Last year, I purchased a house in a gentrifying southwest Atlanta neighborhood. The zip code in which I live was one of the hardest hit by mortgage fraud, and visible remnants of the damage remain. Homes that once held loved ones and memories are now boarded up, waiting to be flipped. Slow economic development in the area. Fleeting job opportunities. Ironically—or I should say predictably—these same remnants of the violent, systematic upheaval of community life and structure are the impetus for current gentrification and increasing economic interest in the area.
Food retail is consistently one of the visible changes that signifies the sustainability of gentrification in any given area. This is why the addition of a Whole Foods in Harlem made people say, “there goes the neighborhood.” They recognized and rightfully grieved the loss of Black Harlem. This isn’t because black people don’t like Whole Foods, but because people recognize that the influx of particular amenities are not for all bodies. You don’t have to be a social scientist to know that.
In the earlier and mid-stages, gentrification may not manifest itself in the form of Whole Foods. It might be craft beer.
In my neighborhood, one of the residents helped design and promote a survey for a corner store in the neighborhood. I’m not certain of all the results, but the one that was reported back to us was that what my neighbors really want to see in this store is a selection of craft and local beer.

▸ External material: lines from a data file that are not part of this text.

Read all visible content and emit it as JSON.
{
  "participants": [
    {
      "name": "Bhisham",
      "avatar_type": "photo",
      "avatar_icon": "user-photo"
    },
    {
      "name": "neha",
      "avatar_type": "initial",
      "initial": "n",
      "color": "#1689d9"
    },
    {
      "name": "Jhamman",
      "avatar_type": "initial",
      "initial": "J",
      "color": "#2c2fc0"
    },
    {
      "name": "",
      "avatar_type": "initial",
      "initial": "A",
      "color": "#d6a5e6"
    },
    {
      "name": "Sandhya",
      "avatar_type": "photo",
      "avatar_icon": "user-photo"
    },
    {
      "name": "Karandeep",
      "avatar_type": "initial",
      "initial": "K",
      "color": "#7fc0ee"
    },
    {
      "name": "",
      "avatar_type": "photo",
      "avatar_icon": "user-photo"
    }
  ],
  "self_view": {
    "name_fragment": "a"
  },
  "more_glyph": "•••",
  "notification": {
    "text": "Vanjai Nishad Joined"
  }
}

Corner stores carry an unfair burden of stigma, particularly in this moment when they are the poster children for the problems in neighborhoods that have low food access. They are blamed for selling too much junk food and too few fruits and vegetables. Never mind the fact that it is difficult for corner store owners to get contracts for fresh fruits and vegetables, because companies often prefer to sell to larger stores. This wasn’t always the case. Small neighborhood grocers and markets were the standard in most urban neighborhoods through the first half of the twentieth century. However, the rapid rise in supermarkets since the 1950s relegated small markets to second class citizenship in the food world. To survive, some rebranded their identity and became specialty stores. Others’ identities shifted for them as people depended less on small grocers and more on supermarkets. The corner store, then, is a product of shifts in preferences, tastes, and the flow of money in and out of neighborhoods.
Craft and local beer.

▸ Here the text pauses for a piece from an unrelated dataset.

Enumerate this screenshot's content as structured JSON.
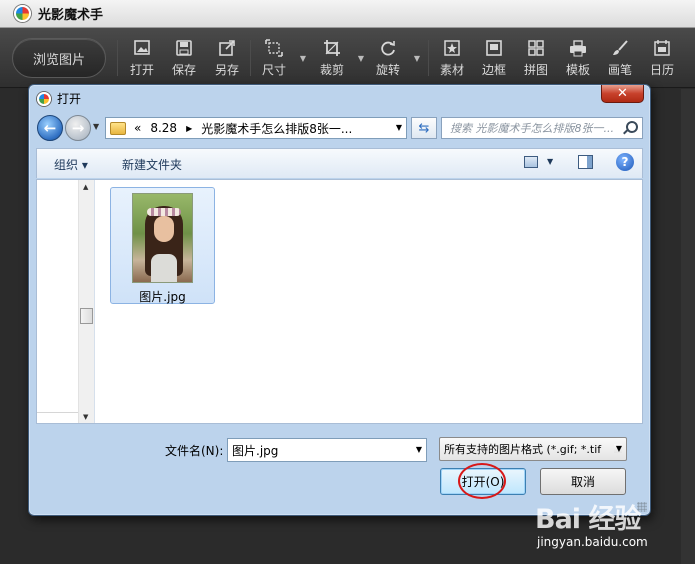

Gentrification has many effects, one of which is the slow but steady shifts in meanings and practices of institutions (and sadly, often the eventual erasure). In the coming years, we may see the loss of ‘corner stores’ and the reemergence of ‘neighborhood grocers.’ The store owner no doubt sees and understands what is happening around him. He wants to have a thriving neighborhood business. This may very well be the first time he has conducted a survey to get feedback on what to sell. It’s hard out here in these gentrifying streets. He wants to survive.
I don’t know if the store sells Victory brews, Southbound, 420, or any of the others my neighbors requested. I have no idea if my neighbors followed up on their support of the store, despite the physical condition of the building, which neighbors pointed out as undesirable. What I do know, however, is the request for craft beer has meaning. The fact that many of my neighbors, most of whom will not shop there anyway, felt comfortable and confident in their request is significant. It is indicative of the many ways long-standing communities are expected to shift, change, and meet the needs and demands of a population that was largely nonexistent before. Yes, businesses shift and change as markets change. But we should be paying attention to the hows and whys of these shifts. The ask is the beginning of erasure.